Auteur: Zinn, Howard
Titel: A people's history of the United States (Graphic adaption)
The format is ingenious. Zinn (wonderfully drawn, by the way) is the up-close narrator of the book. He begins by expressing bewilderment that the U.S. response to 9/11 has followed the same old violent pattern that the U.S. (and, of course, not only the U.S.) has typically adopted when threatened. This response, Zinn argues, ultimately only makes matters worse because it does nothing to get to the root causes of unrest. It is "an old way of thinking," one that tragically keeps following the same destructive script, and Zinn proceeds throughout the rest of the book to chronicle its many historical manifestations, ranging from the Wounded Knee massacre to the invasion of Cuba, Hawaii, the Philippines, and Central American nations such as El Salvador and Nicaragua (according to a list published by the State Department in 1962, the U.S. militarily intervened 103 times in foreign countries between 1798 and 1895). Zinn also discusses governmental and big business response to domestic workers' strikes (the Pullman strike and the Ludlow massacre, for example), and draws a connection between this "internal" imperialism and the "external" variety.

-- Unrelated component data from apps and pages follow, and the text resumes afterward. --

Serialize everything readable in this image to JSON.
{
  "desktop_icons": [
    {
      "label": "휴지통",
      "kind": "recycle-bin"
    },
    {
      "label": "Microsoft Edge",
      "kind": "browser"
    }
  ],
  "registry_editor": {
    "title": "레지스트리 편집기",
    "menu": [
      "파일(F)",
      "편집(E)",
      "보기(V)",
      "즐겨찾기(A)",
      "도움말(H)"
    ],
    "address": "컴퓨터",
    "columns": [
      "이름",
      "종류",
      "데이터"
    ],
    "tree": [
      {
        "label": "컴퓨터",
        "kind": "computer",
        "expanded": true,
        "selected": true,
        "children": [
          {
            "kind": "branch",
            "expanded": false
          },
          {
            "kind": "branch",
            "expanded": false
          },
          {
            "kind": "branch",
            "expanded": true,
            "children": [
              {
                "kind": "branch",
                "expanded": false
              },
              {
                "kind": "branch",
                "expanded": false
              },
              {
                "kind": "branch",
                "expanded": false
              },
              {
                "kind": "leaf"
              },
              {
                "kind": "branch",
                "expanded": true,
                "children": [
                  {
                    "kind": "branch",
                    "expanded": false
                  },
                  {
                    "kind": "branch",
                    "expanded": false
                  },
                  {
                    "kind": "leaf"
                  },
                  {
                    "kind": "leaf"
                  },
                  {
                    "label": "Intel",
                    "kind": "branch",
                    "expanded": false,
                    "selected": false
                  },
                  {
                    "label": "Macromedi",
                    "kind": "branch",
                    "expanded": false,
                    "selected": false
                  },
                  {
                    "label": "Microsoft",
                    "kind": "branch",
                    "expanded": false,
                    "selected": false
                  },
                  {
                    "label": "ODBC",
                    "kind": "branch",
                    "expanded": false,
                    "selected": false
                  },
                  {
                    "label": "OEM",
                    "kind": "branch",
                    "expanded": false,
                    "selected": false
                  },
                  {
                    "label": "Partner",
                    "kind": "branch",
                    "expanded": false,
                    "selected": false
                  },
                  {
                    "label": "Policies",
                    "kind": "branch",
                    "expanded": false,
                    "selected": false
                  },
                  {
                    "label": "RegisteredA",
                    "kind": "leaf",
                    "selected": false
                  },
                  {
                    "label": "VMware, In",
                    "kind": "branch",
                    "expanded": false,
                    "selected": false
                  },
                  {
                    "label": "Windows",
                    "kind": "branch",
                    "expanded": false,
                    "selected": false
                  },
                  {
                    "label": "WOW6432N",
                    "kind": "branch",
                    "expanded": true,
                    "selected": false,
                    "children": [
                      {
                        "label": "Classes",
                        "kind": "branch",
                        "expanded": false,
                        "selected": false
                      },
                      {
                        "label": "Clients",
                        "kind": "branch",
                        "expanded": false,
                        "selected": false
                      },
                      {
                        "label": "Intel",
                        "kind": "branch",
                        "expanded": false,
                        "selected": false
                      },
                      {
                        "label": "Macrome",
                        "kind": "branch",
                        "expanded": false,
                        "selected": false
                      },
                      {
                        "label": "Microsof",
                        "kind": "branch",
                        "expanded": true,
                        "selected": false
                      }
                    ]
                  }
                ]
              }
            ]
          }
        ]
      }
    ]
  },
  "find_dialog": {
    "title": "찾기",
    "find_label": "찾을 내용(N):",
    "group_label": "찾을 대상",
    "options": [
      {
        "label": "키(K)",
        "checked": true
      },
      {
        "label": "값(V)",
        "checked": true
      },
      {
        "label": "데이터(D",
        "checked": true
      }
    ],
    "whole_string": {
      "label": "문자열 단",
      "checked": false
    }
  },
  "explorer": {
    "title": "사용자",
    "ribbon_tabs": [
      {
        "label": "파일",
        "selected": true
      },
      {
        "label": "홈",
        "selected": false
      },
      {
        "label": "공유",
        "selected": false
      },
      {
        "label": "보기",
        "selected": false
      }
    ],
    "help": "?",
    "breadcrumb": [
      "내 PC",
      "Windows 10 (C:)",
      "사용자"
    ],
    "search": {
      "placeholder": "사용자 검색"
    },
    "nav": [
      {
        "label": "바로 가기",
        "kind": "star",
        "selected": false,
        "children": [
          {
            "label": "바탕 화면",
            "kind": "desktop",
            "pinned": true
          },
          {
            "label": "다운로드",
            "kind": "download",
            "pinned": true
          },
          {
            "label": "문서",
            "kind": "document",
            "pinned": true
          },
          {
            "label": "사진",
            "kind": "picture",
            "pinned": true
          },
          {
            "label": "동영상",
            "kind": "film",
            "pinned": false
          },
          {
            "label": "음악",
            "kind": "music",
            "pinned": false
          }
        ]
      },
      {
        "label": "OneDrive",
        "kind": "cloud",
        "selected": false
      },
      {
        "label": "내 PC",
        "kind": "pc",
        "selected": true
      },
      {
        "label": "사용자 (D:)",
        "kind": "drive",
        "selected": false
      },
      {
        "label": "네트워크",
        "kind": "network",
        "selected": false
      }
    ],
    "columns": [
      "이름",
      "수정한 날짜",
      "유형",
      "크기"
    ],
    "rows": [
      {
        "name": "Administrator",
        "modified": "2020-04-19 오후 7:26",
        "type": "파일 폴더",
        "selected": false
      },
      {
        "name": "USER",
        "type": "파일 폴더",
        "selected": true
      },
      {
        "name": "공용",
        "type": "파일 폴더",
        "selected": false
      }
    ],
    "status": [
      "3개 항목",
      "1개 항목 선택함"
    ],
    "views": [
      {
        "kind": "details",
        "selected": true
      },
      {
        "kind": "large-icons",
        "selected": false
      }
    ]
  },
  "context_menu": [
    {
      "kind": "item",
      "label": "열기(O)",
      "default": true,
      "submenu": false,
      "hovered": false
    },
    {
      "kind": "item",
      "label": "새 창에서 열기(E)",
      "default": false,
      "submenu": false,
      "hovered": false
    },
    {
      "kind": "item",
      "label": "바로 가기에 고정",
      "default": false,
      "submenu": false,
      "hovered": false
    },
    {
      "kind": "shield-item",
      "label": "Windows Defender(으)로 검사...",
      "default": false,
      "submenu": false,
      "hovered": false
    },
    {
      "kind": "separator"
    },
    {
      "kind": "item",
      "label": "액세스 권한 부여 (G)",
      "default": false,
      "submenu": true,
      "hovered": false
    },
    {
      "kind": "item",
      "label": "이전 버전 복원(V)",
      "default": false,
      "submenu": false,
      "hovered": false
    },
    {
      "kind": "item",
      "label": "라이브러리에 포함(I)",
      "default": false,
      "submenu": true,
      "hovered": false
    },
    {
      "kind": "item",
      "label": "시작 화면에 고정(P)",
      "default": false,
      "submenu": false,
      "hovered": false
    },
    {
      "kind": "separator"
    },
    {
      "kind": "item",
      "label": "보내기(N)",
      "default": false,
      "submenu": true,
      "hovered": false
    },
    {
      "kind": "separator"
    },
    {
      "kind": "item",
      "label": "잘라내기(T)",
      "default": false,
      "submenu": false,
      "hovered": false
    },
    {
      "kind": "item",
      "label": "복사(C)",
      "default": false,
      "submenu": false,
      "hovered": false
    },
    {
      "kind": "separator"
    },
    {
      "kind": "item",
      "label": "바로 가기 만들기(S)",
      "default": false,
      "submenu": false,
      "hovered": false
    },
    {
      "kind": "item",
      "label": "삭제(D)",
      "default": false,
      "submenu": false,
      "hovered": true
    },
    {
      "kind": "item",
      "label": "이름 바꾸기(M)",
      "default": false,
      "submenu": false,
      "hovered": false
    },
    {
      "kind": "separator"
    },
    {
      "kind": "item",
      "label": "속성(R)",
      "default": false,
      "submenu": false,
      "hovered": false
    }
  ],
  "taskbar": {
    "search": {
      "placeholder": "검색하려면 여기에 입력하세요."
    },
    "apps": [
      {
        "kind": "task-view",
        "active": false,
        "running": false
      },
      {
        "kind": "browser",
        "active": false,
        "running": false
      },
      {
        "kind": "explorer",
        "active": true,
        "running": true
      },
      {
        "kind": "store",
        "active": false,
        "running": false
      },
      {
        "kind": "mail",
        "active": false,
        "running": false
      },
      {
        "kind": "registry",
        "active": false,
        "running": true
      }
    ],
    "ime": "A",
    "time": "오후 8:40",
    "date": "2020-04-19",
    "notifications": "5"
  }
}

2009, 273 pag., Euro 9
Metropolitan Books, New York, ISBN 9780805077797
This page last updated on: 13-1-2015